When I got back from my last holiday in Spain, friends were a little surprised when I told them where I’d been. Many of them had last gone to Spain as kids, enjoying family holidays on the beaches of the Costa Blanca, playing in arcades, and walking the concrete promenades eating fish and chips. Some had gone so far as to buy Spanish property in the area. Others had enjoyed stag dos in Barcelona and tramped the city streets from bar to bar. Knowing how much I love nature and living a green life, Spain didn’t seem like my sort of destination. Once I described the mountains, lakes, and meadows that surrounded the eco-lodge where I had stayed in the Pyrenees, they realized that the Spain I visited was a million miles away from the high-rise hotels of the Costa del Sol or the crowded cities.
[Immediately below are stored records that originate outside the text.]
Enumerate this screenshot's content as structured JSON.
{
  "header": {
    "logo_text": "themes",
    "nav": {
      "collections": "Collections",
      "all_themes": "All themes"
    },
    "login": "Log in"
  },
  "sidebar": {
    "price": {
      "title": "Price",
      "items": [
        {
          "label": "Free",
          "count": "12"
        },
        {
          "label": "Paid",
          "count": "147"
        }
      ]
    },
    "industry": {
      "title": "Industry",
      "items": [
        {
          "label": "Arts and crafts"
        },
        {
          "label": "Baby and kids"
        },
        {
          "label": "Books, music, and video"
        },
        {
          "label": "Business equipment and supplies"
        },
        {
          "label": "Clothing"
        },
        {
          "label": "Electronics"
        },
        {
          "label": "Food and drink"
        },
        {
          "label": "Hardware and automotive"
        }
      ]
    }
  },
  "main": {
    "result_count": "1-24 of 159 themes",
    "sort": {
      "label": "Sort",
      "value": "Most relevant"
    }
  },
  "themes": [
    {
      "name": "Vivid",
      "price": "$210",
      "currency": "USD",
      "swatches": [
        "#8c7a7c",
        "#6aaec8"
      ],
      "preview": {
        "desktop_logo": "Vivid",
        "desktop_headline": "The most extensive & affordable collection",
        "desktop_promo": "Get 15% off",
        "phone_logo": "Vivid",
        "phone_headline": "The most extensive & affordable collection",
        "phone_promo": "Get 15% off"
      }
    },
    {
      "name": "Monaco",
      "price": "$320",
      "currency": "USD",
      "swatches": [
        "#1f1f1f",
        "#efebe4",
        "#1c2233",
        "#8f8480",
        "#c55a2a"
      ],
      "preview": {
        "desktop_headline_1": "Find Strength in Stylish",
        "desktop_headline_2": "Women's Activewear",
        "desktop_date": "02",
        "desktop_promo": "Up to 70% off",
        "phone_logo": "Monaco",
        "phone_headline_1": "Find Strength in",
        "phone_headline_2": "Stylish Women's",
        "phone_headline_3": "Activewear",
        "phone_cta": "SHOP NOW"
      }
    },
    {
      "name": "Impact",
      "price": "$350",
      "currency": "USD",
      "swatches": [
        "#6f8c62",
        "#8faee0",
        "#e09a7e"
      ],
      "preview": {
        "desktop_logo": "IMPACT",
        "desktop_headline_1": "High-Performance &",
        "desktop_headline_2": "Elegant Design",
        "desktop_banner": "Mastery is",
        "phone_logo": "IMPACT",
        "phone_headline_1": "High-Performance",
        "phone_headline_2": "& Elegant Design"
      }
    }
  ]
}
Like most of us these days, my life is filled with deadlines, schedules, and endless digital communication that keeps me connected at all hours of the day. When I started to plan a holiday, I realized that I wanted a complete break from my everyday life and needed to spend time in an unspoiled and peaceful natural environment. When I saw photos of a beautiful mountain holiday home in the Pyrenees, I knew I would find tranquillity there. The cottage nestled in a hillside setting at the end of a 200-meter track and was covered in greenery that made it blend in with the landscape. The roof of the cottage was covered in green plants and flowering, purple irises that grew from insulating straw bales that kept it cool in summer and warm in cold weather. The house was solar-powered and household water needed to be pumped daily from a spring on the hillside above, while drinking water came from the fountain in the village and had to be kept in containers. The interior of the two-story lodge was beautifully crafted from natural, local wood and stone and the living spaces were light and airy, with large windows that looked out over a pristine, uninhabited valley.
Also Read: 10 Ways to Travel Cheaper in Spain
My holiday home was located in the Pallars Sobira region of Lleida, a part of Catalonia that lies in the northwest of Spain. This area of the Pyrenees is a protected area and has several natural parks and nature reserves. Every day, we would explore the countless hiking trails that surrounded our cottage, taking us through thick forests, hillside meadows, and steep hills and past rivers, lakes and waterfalls. The area is beautiful and unspoiled but has been inhabited for many centuries and the walking trails link many small, picturesque villages and towns as well as castles, churches, monasteries, and even prehistoric monuments. What you won’t find are built-up urban areas or sprawling holiday resorts; this part of Spain is the place to come for a really authentic experience.
Also Read: 10 Things to do in Barcelona, Spain
As I was going on an eco-break, I decided to avoid air travel and make my way to Catalonia using public transport instead. If I had chosen to fly, the most obvious route from the UK would have been a flight to Barcelona Airport (BCN), which lies 2 hours and 20 minutes away to the south. Reus Airport (REU) was the closest airport, about 1 hour and 15 minutes away, but there are no direct flights there from the UK. Several airlines fly directly from the UK to Barcelona, including British Airways, Ryanair, and Monarch.
In keeping with the eco theme of my holiday, I chose to travel by train. The train journey took over 10 hours but was very straightforward as there is a high-speed, virtually non-stop TGV rail service from Paris to Barcelona. I caught the morning Eurostar from London and once I reached the Gare du Nord in Paris took a quick Metro journey across town to the Gare de Lyon. My train sped down to the south of France and across to the Pyrenees on a relaxing journey that offered spectacular scenery as we traveled through the countryside. On arrival in Barcelona, I could have rented a hire car but chose to use a local taxi firm to take me directly to the holiday rental.
Hiring a car and driving all the way from the UK to the Pyrenees would have been another option, with a non-stop driving time of around 18 hours. As I dislike long, unbroken drives, I would have chosen to break the journey overnight along the way and add a hotel stay to the cost of petrol, toll road fees, and ferry or Eurotunnel fares, driving would have been the most expensive option. My train journey cost me under £100 as I booked the tickets well in advance to make a saving and low-cost flights to Barcelona can be found quite easily.